### PROMPT
Please go through the records below and return every line holding the word "this".

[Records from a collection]

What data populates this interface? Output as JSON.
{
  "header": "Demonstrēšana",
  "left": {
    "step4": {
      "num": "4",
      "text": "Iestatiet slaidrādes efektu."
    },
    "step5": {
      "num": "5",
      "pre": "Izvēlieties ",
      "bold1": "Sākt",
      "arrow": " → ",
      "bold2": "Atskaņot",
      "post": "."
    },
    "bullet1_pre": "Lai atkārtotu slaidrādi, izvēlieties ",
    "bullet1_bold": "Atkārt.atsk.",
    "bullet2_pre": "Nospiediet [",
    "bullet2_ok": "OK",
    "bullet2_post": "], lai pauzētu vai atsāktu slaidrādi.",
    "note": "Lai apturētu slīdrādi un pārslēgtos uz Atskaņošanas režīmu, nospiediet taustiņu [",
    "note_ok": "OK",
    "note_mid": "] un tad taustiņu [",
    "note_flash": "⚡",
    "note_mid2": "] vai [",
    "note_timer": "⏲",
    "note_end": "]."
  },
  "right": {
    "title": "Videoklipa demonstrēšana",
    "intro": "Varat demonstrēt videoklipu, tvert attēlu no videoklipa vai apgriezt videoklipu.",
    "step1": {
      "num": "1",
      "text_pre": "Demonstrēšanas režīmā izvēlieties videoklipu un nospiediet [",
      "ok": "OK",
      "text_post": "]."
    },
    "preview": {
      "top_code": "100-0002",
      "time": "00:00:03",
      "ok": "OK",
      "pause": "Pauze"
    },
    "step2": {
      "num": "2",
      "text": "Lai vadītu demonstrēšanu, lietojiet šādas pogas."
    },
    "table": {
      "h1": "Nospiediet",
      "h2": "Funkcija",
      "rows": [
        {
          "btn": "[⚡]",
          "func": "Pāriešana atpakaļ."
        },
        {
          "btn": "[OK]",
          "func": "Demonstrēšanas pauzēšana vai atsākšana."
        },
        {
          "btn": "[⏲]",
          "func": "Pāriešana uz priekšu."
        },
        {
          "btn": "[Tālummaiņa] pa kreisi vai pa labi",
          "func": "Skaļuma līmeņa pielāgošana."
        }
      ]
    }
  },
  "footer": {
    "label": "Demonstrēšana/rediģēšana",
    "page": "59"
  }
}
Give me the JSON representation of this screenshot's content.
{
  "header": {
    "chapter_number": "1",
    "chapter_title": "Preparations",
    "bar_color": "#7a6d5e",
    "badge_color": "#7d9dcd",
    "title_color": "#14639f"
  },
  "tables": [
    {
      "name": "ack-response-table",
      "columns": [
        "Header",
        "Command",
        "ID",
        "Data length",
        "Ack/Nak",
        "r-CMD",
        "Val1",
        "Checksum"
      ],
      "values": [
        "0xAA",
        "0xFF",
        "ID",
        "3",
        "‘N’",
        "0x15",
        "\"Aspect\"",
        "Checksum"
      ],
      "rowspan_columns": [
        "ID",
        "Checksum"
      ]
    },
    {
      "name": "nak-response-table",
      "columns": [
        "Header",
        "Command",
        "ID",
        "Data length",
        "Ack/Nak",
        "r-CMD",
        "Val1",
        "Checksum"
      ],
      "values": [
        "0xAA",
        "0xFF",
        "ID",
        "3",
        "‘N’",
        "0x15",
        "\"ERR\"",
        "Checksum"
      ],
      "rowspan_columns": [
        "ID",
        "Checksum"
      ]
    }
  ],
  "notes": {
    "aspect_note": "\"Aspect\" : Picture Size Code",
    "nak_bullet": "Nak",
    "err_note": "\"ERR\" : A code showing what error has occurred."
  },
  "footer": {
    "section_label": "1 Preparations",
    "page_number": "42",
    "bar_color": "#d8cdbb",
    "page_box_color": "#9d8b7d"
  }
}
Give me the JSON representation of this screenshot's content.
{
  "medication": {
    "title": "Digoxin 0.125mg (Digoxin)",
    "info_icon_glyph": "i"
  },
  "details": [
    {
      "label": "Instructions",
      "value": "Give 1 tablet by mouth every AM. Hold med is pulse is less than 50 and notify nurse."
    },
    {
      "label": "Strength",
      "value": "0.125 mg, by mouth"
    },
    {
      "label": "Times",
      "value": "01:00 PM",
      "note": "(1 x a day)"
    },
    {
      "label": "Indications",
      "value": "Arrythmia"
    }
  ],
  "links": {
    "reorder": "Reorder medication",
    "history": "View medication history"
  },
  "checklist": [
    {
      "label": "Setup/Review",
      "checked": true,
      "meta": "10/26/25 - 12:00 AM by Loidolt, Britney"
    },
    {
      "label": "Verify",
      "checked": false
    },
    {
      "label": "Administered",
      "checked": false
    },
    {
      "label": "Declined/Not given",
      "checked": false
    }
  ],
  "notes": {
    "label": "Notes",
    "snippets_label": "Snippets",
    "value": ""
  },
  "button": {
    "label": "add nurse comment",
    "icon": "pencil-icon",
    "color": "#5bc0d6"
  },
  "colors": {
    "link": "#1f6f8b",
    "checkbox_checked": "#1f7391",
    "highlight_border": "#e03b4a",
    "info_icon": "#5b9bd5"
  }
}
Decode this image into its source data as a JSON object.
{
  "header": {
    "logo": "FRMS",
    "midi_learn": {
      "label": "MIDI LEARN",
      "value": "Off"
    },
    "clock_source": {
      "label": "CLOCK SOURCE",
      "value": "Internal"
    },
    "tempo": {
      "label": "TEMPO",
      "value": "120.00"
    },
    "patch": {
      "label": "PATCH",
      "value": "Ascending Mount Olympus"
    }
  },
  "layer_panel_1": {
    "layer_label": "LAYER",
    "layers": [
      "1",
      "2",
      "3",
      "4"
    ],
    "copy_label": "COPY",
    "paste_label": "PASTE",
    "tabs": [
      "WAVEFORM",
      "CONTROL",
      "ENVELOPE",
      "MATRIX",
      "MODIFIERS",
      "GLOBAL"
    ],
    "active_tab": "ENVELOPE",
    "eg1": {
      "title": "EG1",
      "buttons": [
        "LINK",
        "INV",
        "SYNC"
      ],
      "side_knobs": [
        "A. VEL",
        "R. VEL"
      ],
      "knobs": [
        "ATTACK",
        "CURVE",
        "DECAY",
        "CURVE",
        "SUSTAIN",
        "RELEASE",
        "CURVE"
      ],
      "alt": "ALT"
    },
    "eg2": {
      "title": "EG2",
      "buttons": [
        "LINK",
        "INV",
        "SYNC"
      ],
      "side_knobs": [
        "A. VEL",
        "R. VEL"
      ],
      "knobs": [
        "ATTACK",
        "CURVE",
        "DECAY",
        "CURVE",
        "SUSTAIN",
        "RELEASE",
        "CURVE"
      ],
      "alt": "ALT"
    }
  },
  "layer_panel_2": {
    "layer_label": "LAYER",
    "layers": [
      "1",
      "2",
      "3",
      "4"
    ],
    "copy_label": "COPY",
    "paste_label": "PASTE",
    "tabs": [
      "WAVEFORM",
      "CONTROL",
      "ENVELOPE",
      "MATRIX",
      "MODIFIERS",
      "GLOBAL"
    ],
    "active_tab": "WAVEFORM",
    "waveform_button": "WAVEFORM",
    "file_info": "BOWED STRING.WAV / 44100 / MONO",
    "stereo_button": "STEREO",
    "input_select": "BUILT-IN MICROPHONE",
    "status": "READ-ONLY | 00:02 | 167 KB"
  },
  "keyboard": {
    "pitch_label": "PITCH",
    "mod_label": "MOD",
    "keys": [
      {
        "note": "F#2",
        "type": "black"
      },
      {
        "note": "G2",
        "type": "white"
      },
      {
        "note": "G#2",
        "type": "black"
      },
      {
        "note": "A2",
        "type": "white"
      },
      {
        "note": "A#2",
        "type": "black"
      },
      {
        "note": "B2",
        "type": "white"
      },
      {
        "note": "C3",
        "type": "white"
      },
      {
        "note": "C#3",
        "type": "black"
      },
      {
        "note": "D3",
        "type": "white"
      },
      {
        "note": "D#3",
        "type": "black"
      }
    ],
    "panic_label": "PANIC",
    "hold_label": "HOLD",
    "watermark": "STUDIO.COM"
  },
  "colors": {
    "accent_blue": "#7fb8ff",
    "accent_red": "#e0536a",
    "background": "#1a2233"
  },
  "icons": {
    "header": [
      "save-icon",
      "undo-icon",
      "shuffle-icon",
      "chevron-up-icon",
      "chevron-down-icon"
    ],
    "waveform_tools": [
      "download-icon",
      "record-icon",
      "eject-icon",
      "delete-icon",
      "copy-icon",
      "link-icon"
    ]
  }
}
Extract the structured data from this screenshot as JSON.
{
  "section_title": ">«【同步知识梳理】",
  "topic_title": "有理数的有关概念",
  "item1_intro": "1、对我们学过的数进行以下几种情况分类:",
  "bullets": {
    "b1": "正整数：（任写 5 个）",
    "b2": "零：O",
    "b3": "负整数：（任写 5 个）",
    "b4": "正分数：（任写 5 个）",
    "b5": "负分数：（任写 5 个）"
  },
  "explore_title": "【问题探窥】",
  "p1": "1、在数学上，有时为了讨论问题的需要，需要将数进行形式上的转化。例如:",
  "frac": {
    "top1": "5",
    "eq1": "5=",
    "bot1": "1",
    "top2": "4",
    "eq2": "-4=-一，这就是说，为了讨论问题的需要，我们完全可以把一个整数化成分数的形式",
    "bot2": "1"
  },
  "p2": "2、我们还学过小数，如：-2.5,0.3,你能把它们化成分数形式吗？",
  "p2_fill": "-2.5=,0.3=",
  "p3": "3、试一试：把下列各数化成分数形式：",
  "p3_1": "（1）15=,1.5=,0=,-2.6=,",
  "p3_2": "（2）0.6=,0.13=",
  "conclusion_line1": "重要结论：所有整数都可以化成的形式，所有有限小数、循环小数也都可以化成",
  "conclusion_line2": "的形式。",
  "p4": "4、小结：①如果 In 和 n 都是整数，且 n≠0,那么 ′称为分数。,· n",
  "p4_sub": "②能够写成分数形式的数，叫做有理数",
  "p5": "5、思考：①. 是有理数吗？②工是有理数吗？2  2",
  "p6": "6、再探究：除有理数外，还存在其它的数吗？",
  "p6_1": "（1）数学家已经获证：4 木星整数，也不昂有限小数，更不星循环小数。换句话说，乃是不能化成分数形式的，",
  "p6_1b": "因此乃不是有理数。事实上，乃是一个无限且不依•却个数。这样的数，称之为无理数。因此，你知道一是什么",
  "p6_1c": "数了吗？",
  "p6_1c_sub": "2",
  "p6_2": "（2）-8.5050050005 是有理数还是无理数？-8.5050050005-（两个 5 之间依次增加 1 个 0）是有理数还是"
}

### OUTPUT OF THE EXERCISE
What data populates this interface? Output as JSON.
Give me the JSON representation of this screenshot's content.
Give me the JSON representation of this screenshot's content.
Decode this image into its source data as a JSON object.
Extract the structured data from this screenshot as JSON.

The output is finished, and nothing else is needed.